So now I have pretty nice selection I would say. Okay let's go ahead and desaturate that. Now we need to invert the mask. So we will make sure we are clicked in the Mask icon. Go to the Mask panel and click Invert. Now that we have inverted that, press the B key to select your Brush tool. We want white in the foreground color and we are just going to paint across this tree here. It's pretty subtle yet what we are doing we are removing a little bit of color around the butterfly, which is bringing a little bit more attention to the butterfly, and the actual amount of this may be just a touch a there. So I now I am just barely taking that off. This is not quite so saturated. Again makes the orange feel like it's little stronger here.
Okay well how about bringing out the colors in the butterfly wings? Well to do that let's press the Q key to enter into Quick Mask mode and we are going to go ahead and paint a real rough selection this time before we create our adjustment around the wings. Now we will press Q again to exit Quick Mask. Navigate to Select and choose Inverse or use the shortcut, Shift+Command+I on Mac, Shift+Ctrl+I on a PC. Now click on the Adjustment Layer icon and choose good old Curves. Now in Curves we are going to go that Red channel and we are going to bring in some red there. Go to Green/Magenta channel bring out a little bit of Magenta go to Blue/Yellow channel and here we can bring in a little bit of yellow.
Here is my before and after. Nice. Go back to the RGB composite view. A little bit of brightness and also little bit of darker tones there and I will zoom in a bit so you can see those butterfly wings even better now. Here is my before and then after. Just bringing out some vivid colors there and then also the tree. That one is a little bit more subtle, not necessarily needed and we can see that a little bit here, before and after. And then if we zoom out all the way and zoom back so you can see a little bit. Press F to go to Full Screen View mode and then press the F7 key to bring back our Layers palette and look at the before and after.

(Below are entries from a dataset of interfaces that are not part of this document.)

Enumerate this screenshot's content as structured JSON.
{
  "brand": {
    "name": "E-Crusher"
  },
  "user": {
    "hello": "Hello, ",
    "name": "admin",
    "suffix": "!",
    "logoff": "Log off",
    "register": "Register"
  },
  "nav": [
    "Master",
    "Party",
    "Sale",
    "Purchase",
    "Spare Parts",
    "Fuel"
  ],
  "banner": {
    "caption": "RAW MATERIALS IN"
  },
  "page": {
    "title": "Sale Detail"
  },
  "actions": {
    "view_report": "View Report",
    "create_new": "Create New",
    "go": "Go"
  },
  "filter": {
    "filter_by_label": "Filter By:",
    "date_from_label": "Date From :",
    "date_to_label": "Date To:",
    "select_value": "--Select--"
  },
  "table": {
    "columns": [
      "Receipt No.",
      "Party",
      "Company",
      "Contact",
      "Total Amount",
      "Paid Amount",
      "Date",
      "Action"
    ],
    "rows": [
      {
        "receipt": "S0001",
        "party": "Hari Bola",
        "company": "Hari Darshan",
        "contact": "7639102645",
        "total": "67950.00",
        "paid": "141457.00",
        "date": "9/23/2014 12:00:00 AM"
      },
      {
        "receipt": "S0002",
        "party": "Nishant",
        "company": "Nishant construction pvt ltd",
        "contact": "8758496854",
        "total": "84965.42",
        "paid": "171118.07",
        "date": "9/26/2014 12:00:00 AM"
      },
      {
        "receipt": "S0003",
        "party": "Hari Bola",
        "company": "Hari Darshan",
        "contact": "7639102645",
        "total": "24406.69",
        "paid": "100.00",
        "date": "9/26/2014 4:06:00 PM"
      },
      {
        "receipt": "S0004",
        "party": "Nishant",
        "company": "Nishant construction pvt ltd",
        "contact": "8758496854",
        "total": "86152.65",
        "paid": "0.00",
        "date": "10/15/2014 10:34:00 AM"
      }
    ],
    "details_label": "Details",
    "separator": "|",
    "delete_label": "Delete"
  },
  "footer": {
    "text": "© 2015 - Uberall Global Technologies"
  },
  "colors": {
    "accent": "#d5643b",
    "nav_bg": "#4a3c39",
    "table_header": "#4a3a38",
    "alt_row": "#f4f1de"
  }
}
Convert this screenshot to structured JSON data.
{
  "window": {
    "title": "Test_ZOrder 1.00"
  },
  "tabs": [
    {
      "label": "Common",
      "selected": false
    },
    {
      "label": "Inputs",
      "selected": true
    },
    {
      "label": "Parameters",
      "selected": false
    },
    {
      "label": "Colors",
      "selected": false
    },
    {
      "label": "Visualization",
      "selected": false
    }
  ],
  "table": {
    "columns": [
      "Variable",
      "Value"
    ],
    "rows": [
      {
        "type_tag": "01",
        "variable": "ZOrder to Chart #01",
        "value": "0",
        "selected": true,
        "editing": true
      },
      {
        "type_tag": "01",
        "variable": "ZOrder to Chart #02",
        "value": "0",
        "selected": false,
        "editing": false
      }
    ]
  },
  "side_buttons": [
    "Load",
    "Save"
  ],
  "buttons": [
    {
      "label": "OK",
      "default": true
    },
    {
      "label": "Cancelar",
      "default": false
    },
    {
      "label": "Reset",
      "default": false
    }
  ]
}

By holding down the Option key on Mac, Alt key on a PC clicking on the eye icon at the Background layer there is our before and then after and zoom in even further so you can see the details there. Before and after, subtle yet significant color saturation.
There are currently no FAQs about Photoshop CS4 for Photographers: Creative Color.
Access exercise files from a button right under the course name.
Search within course videos and transcripts, and jump right to the results.
Remove icons showing you already watched videos if you want to start over.
Make the video wide, narrow, full-screen, or pop the player out of the page into its own window.
Click on text in the transcript to jump to that spot in the video. As the video plays, the relevant spot in the transcript will be highlighted.